Perfusion Procedure

The following steps are used for transcardial perfusion of a mouse. The steps can easily be adapted to alternative protocols (e.g. for a rat) by replacing PFA with hydrogel solution.

  1. Make or thaw the hydrogel monomer solution. Gently invert to mix, but avoid introducing bubbles. Keep the solution on ice until ready for use.
  2. Prepare perfusion materials in a fume hood, and deeply anesthetize the mouse.
  3. Perfuse the mouse transcardially with 20 mL of ice cold PBS followed by 20 mL of the ice cold hydrogel solution at a slow rate of about 10 mL/min.
  4. Extract the tissue (e.g. brain) and place it immediately into the remaining ice cold hydrogel solution (~20 mL). Keep the sample on ice.
  5. Incubate the sample at 4°C for 2-3 days to allow further diffusion of the hydrogel solution into the tissue.

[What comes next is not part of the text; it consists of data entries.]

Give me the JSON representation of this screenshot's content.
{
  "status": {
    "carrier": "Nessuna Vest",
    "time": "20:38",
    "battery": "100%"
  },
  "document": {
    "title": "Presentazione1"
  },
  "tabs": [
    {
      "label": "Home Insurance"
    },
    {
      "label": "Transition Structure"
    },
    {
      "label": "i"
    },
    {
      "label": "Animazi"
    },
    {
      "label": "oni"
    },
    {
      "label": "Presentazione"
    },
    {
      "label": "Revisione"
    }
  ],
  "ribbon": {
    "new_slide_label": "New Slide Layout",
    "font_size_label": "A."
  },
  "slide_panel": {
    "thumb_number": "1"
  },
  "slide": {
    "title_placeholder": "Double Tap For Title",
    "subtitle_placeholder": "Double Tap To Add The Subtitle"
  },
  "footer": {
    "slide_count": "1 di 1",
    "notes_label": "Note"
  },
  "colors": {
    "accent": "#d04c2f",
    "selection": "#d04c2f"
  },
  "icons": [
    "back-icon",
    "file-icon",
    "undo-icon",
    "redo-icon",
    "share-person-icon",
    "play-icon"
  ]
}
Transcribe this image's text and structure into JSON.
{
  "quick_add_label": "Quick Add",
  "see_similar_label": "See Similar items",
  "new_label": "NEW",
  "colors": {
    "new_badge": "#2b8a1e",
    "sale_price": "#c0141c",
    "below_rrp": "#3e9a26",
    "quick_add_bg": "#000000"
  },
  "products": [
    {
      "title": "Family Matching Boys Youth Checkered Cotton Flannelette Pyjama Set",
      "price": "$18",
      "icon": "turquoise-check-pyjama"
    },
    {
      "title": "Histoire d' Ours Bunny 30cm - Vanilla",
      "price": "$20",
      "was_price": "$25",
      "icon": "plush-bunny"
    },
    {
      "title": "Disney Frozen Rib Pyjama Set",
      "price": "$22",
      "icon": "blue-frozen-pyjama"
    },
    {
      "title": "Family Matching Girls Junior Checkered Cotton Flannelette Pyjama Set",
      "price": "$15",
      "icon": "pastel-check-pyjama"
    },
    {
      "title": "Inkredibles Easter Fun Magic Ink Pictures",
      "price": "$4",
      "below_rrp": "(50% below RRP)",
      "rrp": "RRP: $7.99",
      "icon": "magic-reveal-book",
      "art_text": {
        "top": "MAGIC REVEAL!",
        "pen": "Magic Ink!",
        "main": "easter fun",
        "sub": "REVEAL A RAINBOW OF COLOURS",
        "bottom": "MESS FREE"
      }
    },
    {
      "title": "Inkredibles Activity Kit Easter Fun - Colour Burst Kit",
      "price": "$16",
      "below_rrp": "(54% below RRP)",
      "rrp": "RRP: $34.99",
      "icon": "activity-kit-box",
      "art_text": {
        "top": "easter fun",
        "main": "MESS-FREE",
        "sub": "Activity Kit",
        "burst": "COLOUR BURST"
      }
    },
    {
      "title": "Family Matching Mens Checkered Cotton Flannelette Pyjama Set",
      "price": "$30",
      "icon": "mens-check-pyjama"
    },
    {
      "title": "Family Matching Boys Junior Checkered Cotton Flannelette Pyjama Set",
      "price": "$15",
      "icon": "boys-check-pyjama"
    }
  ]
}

  • Note: A large syringe or a perfusion pump can be used to deliver PBS and the hydrogel solution during the perfusion. If using a perfusion pump, be sure to rinse the tubing thoroughly with water afterwards to prevent polymerization inside the tubing over time, which could result in blockages.